* _Brief_: Retype the records exactly, with nothing added or dropped.

* _Task material_:

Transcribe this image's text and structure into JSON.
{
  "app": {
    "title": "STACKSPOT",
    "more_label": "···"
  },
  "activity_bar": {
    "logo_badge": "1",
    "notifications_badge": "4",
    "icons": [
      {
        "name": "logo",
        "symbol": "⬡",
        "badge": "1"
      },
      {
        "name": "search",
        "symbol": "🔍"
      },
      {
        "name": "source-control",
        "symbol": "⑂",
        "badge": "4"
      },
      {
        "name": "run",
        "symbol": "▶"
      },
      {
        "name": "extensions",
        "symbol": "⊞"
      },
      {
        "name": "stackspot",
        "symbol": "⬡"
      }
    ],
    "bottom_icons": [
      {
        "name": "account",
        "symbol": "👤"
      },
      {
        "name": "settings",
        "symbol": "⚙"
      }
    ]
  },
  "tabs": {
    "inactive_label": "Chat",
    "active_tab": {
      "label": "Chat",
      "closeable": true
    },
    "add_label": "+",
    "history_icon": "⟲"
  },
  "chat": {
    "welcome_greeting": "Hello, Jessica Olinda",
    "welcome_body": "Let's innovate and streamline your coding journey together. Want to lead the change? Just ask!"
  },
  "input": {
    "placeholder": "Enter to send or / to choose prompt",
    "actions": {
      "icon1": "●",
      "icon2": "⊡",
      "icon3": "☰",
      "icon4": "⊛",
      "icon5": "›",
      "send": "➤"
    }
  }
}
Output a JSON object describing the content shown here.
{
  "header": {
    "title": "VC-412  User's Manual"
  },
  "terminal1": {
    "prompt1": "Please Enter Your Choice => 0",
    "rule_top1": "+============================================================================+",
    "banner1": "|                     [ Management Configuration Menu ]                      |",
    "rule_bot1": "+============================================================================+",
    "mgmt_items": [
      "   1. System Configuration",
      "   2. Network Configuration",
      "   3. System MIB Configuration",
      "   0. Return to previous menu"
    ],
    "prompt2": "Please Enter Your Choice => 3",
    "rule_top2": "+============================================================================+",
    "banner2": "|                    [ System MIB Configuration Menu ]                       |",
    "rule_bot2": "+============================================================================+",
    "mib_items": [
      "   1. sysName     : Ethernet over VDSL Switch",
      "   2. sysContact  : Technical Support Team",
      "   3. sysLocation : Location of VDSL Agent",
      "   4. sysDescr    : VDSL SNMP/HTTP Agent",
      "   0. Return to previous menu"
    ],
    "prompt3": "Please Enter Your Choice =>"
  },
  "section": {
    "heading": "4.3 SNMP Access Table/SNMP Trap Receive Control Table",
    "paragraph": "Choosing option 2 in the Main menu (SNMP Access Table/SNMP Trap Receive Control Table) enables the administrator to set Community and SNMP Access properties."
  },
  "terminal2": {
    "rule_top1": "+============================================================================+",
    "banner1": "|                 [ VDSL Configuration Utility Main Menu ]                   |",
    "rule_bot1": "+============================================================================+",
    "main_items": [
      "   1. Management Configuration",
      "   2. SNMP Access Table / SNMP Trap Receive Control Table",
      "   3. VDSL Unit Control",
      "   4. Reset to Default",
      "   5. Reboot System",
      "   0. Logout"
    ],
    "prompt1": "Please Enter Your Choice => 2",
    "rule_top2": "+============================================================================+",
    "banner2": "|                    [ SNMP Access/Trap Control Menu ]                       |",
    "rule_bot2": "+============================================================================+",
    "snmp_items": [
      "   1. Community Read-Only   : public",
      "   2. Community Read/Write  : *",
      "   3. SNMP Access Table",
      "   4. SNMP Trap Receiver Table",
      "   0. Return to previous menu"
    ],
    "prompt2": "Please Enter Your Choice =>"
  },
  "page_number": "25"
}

* _Answer area_:
Transcribe this image's text and structure into JSON.
{
  "app": {
    "title": "STACKSPOT",
    "more_label": "···"
  },
  "activity_bar": {
    "logo_badge": "1",
    "notifications_badge": "4",
    "icons": [
      {
        "name": "logo",
        "symbol": "⬡",
        "badge": "1"
      },
      {
        "name": "search",
        "symbol": "🔍"
      },
      {
        "name": "source-control",
        "symbol": "⑂",
        "badge": "4"
      },
      {
        "name": "run",
        "symbol": "▶"
      },
      {
        "name": "extensions",
        "symbol": "⊞"
      },
      {
        "name": "stackspot",
        "symbol": "⬡"
      }
    ],
    "bottom_icons": [
      {
        "name": "account",
        "symbol": "👤"
      },
      {
        "name": "settings",
        "symbol": "⚙"
      }
    ]
  },
  "tabs": {
    "inactive_label": "Chat",
    "active_tab": {
      "label": "Chat",
      "closeable": true
    },
    "add_label": "+",
    "history_icon": "⟲"
  },
  "chat": {
    "welcome_greeting": "Hello, Jessica Olinda",
    "welcome_body": "Let's innovate and streamline your coding journey together. Want to lead the change? Just ask!"
  },
  "input": {
    "placeholder": "Enter to send or / to choose prompt",
    "actions": {
      "icon1": "●",
      "icon2": "⊡",
      "icon3": "☰",
      "icon4": "⊛",
      "icon5": "›",
      "send": "➤"
    }
  }
}
Output a JSON object describing the content shown here.
{
  "header": {
    "title": "VC-412  User's Manual"
  },
  "terminal1": {
    "prompt1": "Please Enter Your Choice => 0",
    "rule_top1": "+============================================================================+",
    "banner1": "|                     [ Management Configuration Menu ]                      |",
    "rule_bot1": "+============================================================================+",
    "mgmt_items": [
      "   1. System Configuration",
      "   2. Network Configuration",
      "   3. System MIB Configuration",
      "   0. Return to previous menu"
    ],
    "prompt2": "Please Enter Your Choice => 3",
    "rule_top2": "+============================================================================+",
    "banner2": "|                    [ System MIB Configuration Menu ]                       |",
    "rule_bot2": "+============================================================================+",
    "mib_items": [
      "   1. sysName     : Ethernet over VDSL Switch",
      "   2. sysContact  : Technical Support Team",
      "   3. sysLocation : Location of VDSL Agent",
      "   4. sysDescr    : VDSL SNMP/HTTP Agent",
      "   0. Return to previous menu"
    ],
    "prompt3": "Please Enter Your Choice =>"
  },
  "section": {
    "heading": "4.3 SNMP Access Table/SNMP Trap Receive Control Table",
    "paragraph": "Choosing option 2 in the Main menu (SNMP Access Table/SNMP Trap Receive Control Table) enables the administrator to set Community and SNMP Access properties."
  },
  "terminal2": {
    "rule_top1": "+============================================================================+",
    "banner1": "|                 [ VDSL Configuration Utility Main Menu ]                   |",
    "rule_bot1": "+============================================================================+",
    "main_items": [
      "   1. Management Configuration",
      "   2. SNMP Access Table / SNMP Trap Receive Control Table",
      "   3. VDSL Unit Control",
      "   4. Reset to Default",
      "   5. Reboot System",
      "   0. Logout"
    ],
    "prompt1": "Please Enter Your Choice => 2",
    "rule_top2": "+============================================================================+",
    "banner2": "|                    [ SNMP Access/Trap Control Menu ]                       |",
    "rule_bot2": "+============================================================================+",
    "snmp_items": [
      "   1. Community Read-Only   : public",
      "   2. Community Read/Write  : *",
      "   3. SNMP Access Table",
      "   4. SNMP Trap Receiver Table",
      "   0. Return to previous menu"
    ],
    "prompt2": "Please Enter Your Choice =>"
  },
  "page_number": "25"
}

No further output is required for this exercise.